WORK REQUIRED - Return the count of lines in the following records that include "kind", and nothing more.

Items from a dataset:
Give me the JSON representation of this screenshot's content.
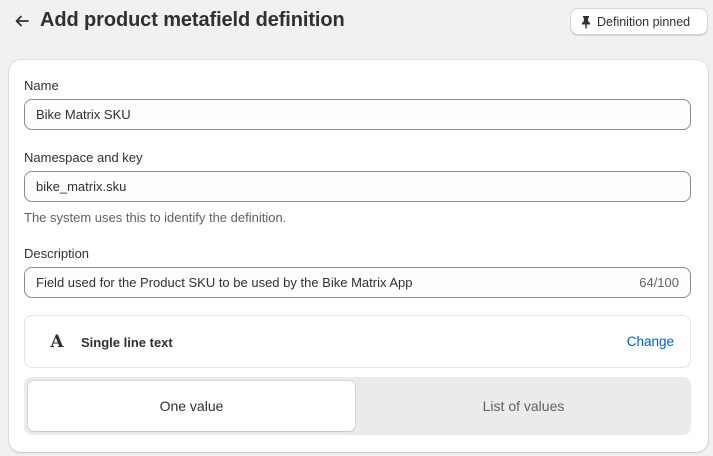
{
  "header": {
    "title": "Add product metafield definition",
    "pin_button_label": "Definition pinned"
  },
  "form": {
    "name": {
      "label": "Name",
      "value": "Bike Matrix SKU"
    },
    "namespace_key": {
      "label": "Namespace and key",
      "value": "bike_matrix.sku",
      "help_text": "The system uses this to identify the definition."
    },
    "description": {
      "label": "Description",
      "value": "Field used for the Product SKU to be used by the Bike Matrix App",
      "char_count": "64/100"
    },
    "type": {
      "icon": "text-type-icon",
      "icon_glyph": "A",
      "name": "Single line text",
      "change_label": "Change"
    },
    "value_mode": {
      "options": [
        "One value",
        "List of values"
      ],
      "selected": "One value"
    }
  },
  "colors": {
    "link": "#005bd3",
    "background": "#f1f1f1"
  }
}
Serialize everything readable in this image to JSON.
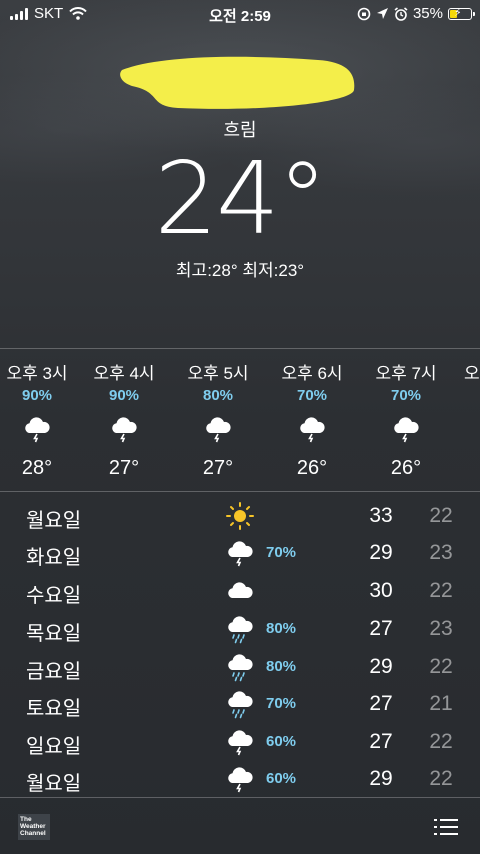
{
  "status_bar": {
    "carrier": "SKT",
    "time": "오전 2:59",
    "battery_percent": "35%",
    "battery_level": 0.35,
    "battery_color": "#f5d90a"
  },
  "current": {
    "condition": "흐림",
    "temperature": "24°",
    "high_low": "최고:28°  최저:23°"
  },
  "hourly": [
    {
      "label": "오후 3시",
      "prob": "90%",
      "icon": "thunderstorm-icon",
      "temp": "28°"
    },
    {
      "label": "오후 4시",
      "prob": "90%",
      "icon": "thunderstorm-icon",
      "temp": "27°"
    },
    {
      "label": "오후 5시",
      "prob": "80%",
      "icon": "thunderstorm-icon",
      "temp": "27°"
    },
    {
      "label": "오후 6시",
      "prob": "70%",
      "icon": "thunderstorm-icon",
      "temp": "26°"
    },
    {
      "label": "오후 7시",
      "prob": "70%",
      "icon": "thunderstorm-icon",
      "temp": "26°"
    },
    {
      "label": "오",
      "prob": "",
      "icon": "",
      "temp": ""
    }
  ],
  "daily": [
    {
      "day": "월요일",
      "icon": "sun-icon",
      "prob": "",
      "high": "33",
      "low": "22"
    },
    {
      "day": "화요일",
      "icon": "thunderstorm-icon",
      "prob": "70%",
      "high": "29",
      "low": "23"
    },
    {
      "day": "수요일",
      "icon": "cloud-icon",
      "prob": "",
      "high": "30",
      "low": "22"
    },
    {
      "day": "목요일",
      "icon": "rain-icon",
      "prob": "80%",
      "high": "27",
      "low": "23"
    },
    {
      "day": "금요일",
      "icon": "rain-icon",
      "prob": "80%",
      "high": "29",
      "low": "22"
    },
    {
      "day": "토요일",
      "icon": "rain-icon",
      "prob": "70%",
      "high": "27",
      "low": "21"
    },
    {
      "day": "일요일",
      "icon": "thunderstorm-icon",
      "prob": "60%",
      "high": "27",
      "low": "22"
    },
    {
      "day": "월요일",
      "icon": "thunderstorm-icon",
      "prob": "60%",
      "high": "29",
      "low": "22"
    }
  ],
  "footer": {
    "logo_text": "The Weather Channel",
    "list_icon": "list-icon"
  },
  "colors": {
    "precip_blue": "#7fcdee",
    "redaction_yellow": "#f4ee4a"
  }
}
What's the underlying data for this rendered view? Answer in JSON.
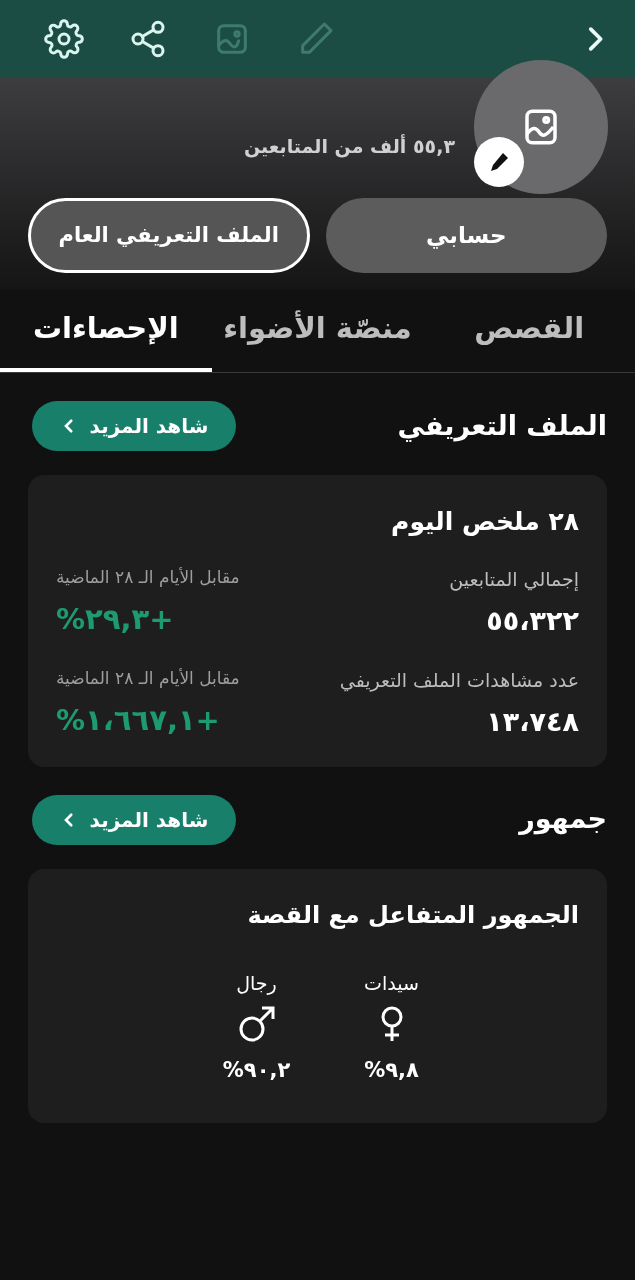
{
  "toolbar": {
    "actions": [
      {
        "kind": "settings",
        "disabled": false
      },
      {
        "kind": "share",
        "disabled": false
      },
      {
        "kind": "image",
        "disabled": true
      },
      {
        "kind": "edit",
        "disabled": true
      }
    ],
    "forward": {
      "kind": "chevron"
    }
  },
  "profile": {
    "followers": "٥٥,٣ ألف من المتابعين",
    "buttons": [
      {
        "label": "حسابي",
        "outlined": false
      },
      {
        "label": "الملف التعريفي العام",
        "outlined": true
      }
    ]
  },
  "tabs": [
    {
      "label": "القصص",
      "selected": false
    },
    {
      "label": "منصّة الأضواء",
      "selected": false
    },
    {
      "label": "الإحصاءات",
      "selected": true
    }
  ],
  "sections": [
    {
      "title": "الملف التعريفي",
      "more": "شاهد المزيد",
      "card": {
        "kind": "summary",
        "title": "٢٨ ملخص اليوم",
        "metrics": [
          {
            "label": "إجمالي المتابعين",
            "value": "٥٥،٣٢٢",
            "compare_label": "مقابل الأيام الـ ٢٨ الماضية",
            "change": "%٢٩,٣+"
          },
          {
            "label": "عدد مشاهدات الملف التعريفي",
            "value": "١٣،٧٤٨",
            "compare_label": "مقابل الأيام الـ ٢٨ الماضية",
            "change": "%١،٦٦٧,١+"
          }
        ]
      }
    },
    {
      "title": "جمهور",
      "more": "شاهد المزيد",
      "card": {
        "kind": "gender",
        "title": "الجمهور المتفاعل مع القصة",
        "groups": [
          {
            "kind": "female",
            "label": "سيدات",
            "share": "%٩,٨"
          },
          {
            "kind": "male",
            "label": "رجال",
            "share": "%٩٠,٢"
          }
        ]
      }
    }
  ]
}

ANSWER FOR THE TASK - 9